--- START ---

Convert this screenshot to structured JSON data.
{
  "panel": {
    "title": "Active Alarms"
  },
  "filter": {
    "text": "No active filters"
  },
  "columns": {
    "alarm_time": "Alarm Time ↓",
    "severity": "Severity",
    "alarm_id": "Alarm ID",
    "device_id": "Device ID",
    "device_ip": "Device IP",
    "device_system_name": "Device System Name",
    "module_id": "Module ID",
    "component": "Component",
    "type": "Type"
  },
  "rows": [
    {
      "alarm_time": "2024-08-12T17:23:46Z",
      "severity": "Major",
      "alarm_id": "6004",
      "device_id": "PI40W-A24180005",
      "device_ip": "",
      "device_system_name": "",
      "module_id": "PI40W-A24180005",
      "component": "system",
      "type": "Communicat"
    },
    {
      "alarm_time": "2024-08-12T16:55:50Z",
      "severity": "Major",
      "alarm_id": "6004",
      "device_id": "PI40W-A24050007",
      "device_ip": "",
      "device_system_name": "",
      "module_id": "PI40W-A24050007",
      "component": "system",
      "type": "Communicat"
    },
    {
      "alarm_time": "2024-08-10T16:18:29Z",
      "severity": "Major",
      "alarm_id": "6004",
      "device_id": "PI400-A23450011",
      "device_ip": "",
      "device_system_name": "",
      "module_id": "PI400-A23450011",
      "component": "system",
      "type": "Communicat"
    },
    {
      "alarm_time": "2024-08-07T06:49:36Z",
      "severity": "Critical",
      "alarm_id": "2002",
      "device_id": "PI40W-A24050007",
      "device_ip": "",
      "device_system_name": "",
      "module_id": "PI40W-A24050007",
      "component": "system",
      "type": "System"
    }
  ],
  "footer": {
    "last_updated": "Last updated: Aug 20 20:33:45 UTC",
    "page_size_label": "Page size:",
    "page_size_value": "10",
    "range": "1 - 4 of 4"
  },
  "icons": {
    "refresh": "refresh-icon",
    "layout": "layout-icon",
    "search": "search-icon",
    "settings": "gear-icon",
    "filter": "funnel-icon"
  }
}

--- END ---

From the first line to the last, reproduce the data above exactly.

Convert this screenshot to structured JSON data.
{
  "panel": {
    "title": "Active Alarms"
  },
  "filter": {
    "text": "No active filters"
  },
  "columns": {
    "alarm_time": "Alarm Time ↓",
    "severity": "Severity",
    "alarm_id": "Alarm ID",
    "device_id": "Device ID",
    "device_ip": "Device IP",
    "device_system_name": "Device System Name",
    "module_id": "Module ID",
    "component": "Component",
    "type": "Type"
  },
  "rows": [
    {
      "alarm_time": "2024-08-12T17:23:46Z",
      "severity": "Major",
      "alarm_id": "6004",
      "device_id": "PI40W-A24180005",
      "device_ip": "",
      "device_system_name": "",
      "module_id": "PI40W-A24180005",
      "component": "system",
      "type": "Communicat"
    },
    {
      "alarm_time": "2024-08-12T16:55:50Z",
      "severity": "Major",
      "alarm_id": "6004",
      "device_id": "PI40W-A24050007",
      "device_ip": "",
      "device_system_name": "",
      "module_id": "PI40W-A24050007",
      "component": "system",
      "type": "Communicat"
    },
    {
      "alarm_time": "2024-08-10T16:18:29Z",
      "severity": "Major",
      "alarm_id": "6004",
      "device_id": "PI400-A23450011",
      "device_ip": "",
      "device_system_name": "",
      "module_id": "PI400-A23450011",
      "component": "system",
      "type": "Communicat"
    },
    {
      "alarm_time": "2024-08-07T06:49:36Z",
      "severity": "Critical",
      "alarm_id": "2002",
      "device_id": "PI40W-A24050007",
      "device_ip": "",
      "device_system_name": "",
      "module_id": "PI40W-A24050007",
      "component": "system",
      "type": "System"
    }
  ],
  "footer": {
    "last_updated": "Last updated: Aug 20 20:33:45 UTC",
    "page_size_label": "Page size:",
    "page_size_value": "10",
    "range": "1 - 4 of 4"
  },
  "icons": {
    "refresh": "refresh-icon",
    "layout": "layout-icon",
    "search": "search-icon",
    "settings": "gear-icon",
    "filter": "funnel-icon"
  }
}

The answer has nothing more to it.